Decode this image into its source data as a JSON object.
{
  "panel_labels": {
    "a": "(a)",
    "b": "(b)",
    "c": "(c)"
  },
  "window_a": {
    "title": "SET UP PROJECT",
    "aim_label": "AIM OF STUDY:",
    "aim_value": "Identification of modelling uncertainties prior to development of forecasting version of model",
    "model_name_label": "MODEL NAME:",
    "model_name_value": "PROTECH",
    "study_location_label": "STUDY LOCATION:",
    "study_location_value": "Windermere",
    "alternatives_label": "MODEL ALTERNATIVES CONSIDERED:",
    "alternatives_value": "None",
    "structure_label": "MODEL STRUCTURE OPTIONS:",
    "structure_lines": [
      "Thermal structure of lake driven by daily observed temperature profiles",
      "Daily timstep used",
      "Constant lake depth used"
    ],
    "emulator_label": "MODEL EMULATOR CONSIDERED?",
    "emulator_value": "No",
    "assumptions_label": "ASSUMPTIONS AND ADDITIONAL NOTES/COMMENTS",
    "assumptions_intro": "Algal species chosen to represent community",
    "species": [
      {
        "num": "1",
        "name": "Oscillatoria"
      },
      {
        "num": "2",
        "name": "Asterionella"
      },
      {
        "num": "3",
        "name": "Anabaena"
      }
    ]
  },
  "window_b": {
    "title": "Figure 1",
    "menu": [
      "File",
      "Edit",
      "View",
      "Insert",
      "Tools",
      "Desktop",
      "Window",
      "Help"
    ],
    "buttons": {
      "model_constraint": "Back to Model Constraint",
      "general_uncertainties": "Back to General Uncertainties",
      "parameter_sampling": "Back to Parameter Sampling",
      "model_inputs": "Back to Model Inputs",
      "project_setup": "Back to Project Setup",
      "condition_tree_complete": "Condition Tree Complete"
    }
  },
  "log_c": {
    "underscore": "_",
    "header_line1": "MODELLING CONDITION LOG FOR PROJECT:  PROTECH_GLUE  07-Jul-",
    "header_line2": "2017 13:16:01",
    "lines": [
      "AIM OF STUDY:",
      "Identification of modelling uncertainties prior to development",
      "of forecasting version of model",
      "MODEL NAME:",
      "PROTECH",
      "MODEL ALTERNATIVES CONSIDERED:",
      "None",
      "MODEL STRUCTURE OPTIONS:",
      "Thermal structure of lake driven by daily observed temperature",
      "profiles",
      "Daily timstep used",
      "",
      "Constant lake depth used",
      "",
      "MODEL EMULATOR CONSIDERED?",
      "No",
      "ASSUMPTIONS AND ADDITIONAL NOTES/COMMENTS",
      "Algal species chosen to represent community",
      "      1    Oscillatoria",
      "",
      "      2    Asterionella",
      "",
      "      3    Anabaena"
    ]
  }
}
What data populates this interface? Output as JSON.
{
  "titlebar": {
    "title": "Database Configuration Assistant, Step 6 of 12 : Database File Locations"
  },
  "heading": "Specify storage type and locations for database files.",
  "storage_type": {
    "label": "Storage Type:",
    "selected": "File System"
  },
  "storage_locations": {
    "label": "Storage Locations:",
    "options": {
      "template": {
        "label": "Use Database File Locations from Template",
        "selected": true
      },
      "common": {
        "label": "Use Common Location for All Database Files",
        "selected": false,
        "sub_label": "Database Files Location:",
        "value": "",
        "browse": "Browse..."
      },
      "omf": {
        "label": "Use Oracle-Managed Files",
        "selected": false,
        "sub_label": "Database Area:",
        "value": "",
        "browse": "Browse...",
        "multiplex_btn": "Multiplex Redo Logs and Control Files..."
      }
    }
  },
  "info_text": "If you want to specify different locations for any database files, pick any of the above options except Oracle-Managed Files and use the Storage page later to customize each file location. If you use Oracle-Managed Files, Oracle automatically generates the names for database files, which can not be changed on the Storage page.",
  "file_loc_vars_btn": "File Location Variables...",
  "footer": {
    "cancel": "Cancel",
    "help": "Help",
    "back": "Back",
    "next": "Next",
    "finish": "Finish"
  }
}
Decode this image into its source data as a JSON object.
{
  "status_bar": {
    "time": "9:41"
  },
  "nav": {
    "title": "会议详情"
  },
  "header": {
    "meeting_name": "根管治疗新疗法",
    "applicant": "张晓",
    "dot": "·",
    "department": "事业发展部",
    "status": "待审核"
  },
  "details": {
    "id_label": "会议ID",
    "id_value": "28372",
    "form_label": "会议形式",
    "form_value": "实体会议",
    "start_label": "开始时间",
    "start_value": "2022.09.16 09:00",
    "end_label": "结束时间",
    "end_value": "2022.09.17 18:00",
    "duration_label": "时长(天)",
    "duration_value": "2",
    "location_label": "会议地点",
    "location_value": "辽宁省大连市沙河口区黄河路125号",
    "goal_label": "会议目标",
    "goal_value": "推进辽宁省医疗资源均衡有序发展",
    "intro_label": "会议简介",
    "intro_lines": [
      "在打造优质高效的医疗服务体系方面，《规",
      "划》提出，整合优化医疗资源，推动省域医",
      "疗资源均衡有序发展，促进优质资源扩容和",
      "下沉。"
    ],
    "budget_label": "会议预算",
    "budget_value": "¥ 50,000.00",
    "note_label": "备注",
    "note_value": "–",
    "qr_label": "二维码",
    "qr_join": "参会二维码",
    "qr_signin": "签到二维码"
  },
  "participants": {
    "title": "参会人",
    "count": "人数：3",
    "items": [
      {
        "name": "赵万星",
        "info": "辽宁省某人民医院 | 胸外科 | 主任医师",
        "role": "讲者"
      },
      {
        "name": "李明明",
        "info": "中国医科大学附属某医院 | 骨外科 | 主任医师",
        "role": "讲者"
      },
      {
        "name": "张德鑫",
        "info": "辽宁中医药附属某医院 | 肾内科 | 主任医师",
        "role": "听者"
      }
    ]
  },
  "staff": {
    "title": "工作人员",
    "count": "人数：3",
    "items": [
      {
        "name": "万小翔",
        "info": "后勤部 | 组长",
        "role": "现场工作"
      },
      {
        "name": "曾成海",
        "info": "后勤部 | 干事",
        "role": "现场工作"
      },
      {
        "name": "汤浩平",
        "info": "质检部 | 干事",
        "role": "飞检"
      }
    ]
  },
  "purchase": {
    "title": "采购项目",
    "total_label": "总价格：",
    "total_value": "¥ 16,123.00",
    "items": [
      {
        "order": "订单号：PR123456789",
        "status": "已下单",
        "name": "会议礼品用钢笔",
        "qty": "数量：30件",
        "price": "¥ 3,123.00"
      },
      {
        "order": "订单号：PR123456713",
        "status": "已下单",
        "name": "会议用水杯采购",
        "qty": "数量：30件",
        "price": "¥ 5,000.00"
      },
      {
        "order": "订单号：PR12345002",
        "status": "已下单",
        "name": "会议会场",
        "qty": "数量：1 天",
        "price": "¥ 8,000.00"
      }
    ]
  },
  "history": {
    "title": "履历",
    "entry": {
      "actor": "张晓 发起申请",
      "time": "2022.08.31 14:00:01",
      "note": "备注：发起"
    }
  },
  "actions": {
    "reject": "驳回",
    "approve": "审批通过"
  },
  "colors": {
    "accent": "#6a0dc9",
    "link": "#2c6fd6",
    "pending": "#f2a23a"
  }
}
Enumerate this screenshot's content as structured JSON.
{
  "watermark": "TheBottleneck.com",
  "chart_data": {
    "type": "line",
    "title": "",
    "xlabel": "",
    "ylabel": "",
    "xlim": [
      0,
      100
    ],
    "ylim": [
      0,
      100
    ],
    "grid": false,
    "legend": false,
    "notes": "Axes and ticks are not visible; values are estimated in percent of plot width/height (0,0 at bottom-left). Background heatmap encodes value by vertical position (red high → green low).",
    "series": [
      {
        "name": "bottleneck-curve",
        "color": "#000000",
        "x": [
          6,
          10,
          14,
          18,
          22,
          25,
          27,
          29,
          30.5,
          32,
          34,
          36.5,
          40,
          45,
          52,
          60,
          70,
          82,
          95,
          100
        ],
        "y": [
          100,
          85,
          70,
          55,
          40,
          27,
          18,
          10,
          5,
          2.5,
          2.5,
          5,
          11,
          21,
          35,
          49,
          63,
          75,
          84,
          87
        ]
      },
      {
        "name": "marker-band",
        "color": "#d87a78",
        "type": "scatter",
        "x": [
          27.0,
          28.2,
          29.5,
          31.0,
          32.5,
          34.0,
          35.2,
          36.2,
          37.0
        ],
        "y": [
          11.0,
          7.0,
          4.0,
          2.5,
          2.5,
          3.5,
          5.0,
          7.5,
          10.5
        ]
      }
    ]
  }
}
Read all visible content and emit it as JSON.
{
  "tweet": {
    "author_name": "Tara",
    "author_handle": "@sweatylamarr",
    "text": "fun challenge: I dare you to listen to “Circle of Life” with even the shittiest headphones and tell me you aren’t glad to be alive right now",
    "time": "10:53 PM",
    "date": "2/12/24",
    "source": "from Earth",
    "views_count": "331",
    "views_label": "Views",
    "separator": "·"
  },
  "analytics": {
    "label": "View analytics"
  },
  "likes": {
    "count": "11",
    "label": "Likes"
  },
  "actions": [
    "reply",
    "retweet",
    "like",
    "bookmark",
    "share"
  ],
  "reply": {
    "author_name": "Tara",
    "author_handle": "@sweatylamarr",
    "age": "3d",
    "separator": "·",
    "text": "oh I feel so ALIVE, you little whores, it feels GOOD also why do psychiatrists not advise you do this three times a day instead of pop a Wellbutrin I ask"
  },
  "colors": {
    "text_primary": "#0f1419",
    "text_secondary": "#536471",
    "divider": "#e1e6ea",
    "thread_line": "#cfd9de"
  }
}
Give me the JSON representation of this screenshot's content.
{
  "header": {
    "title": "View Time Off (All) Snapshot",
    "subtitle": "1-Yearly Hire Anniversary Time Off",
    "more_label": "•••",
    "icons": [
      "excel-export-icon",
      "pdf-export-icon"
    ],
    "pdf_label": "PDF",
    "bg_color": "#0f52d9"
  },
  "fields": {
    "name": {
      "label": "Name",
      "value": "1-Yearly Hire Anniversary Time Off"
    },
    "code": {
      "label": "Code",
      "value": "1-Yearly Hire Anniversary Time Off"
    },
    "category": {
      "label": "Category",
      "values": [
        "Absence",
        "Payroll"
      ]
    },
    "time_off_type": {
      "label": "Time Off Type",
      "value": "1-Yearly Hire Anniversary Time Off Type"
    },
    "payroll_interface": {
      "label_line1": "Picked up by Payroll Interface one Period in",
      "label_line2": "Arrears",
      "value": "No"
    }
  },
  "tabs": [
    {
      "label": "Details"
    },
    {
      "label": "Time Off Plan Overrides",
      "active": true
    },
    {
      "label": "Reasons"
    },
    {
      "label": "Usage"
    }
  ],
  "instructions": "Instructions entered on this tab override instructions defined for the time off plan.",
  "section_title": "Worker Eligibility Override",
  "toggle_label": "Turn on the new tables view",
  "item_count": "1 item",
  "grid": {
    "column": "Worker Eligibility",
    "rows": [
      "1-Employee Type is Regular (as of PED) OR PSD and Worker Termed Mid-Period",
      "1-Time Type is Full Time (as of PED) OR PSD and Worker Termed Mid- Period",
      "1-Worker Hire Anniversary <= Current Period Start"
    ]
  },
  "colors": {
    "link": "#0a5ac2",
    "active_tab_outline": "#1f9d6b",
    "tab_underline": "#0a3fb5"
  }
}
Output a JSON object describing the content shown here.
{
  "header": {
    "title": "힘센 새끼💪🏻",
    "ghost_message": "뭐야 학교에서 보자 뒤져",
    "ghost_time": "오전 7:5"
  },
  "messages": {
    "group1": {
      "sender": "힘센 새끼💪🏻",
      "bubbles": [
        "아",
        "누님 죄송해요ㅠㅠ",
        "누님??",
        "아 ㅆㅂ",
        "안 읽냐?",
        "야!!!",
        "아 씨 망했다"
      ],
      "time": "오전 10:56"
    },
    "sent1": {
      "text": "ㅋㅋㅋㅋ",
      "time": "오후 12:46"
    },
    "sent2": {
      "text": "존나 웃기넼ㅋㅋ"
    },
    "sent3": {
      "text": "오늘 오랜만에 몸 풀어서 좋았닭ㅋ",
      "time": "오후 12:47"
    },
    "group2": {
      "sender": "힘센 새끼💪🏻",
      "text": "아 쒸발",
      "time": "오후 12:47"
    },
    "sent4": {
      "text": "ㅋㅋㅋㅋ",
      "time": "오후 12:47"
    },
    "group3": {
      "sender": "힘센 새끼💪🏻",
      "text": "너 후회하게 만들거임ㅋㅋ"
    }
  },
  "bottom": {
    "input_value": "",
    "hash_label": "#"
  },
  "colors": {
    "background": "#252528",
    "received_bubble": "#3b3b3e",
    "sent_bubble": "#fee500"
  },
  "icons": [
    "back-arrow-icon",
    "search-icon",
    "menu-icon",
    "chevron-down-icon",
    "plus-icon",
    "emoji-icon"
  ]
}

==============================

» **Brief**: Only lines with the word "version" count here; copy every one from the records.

» **Completed exercise**:
    "aim_value": "Identification of modelling uncertainties prior to development of forecasting version of model",
      "of forecasting version of model",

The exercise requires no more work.